|International Classification||C03C10/04, C03C10/02, C03C10/08|
|Cooperative Classification||C04B2235/3222, C04B2235/3206, C04B2235/3454, C04B2235/3463, C04B35/195, C04B2235/3236, C04B2235/3234, C04B2235/78, C04B2235/767, C04B2235/3481, C04B2235/3445, C04B2235/724, C04B2235/72, C04B2235/3232, C04B2235/6567, C04B2235/3213, C04B2235/445, C04B2235/662, C04B2235/3208, C04B2235/9607, C04B2235/80, C04B2235/788, C04B2235/96, C04B35/653, C03C10/16, C03C10/0045|
|European Classification||C03C10/00E2, C03C10/16|
|May 31, 2006||AS||Assignment|
Owner name: CORNING INCORPORATED, NEW YORK
Free format text: ASSIGNMENT OF ASSIGNORS INTEREST;ASSIGNOR:BEALL, GEORGE HALSEY;REEL/FRAME:017963/0345
Effective date: 20060531
|Jul 30, 2012||REMI||Maintenance fee reminder mailed|
|Dec 16, 2012||LAPS||Lapse for failure to pay maintenance fees|

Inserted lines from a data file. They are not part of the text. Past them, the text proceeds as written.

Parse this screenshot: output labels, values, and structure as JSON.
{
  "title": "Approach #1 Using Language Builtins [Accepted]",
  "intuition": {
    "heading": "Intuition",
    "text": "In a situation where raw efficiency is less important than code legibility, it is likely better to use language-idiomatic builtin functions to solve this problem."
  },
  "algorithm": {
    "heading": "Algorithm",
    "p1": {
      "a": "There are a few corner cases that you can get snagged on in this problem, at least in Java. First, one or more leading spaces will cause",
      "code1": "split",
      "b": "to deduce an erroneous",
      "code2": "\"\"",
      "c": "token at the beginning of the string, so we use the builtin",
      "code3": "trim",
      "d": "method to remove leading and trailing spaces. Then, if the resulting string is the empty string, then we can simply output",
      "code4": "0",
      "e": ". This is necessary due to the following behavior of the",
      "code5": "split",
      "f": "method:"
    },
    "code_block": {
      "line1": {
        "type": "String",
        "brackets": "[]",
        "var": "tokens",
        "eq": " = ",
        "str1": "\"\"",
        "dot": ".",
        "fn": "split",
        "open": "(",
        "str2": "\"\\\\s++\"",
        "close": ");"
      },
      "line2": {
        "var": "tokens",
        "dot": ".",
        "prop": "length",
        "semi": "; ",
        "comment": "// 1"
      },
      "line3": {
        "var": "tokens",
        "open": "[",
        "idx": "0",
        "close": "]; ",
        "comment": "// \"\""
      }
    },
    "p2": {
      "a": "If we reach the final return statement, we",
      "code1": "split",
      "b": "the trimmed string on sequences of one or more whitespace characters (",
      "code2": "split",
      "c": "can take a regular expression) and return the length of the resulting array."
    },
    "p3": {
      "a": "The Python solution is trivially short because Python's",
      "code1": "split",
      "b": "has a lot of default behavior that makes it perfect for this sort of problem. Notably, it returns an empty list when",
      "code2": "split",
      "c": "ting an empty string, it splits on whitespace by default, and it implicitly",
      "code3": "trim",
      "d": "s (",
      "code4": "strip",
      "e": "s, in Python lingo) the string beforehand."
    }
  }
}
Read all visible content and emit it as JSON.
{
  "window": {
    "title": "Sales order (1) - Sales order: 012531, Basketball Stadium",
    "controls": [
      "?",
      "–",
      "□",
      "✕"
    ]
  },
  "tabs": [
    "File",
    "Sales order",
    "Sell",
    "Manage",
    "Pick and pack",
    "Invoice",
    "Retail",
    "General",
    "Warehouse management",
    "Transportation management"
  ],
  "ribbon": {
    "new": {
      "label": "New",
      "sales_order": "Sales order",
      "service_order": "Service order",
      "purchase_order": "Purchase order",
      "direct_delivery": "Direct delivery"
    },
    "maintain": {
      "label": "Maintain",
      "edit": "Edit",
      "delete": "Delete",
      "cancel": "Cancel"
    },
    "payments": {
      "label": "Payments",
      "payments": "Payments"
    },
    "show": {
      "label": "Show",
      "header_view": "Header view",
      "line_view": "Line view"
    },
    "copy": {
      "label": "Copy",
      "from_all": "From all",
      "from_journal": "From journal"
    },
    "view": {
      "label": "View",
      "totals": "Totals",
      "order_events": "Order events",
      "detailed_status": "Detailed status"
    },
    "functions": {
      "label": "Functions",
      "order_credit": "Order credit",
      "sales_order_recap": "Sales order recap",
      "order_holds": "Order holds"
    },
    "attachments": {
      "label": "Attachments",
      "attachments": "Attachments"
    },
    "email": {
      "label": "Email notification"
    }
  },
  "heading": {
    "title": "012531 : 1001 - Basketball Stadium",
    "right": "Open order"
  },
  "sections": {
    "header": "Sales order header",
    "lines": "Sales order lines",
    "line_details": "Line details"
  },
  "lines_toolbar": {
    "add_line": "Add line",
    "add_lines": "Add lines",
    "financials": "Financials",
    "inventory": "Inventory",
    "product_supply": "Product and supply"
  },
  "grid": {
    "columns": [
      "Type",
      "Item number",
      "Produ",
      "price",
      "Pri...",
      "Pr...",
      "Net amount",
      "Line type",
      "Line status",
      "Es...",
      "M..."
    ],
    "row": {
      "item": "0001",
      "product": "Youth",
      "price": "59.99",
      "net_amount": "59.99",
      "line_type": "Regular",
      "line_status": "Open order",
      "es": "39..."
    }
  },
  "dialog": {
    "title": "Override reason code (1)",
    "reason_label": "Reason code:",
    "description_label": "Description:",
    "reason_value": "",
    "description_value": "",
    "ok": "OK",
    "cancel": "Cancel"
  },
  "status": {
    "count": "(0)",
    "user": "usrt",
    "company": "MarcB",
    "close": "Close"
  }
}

|Feb 5, 2013||FP||Expired due to failure to pay maintenance fee|
Effective date: 20121216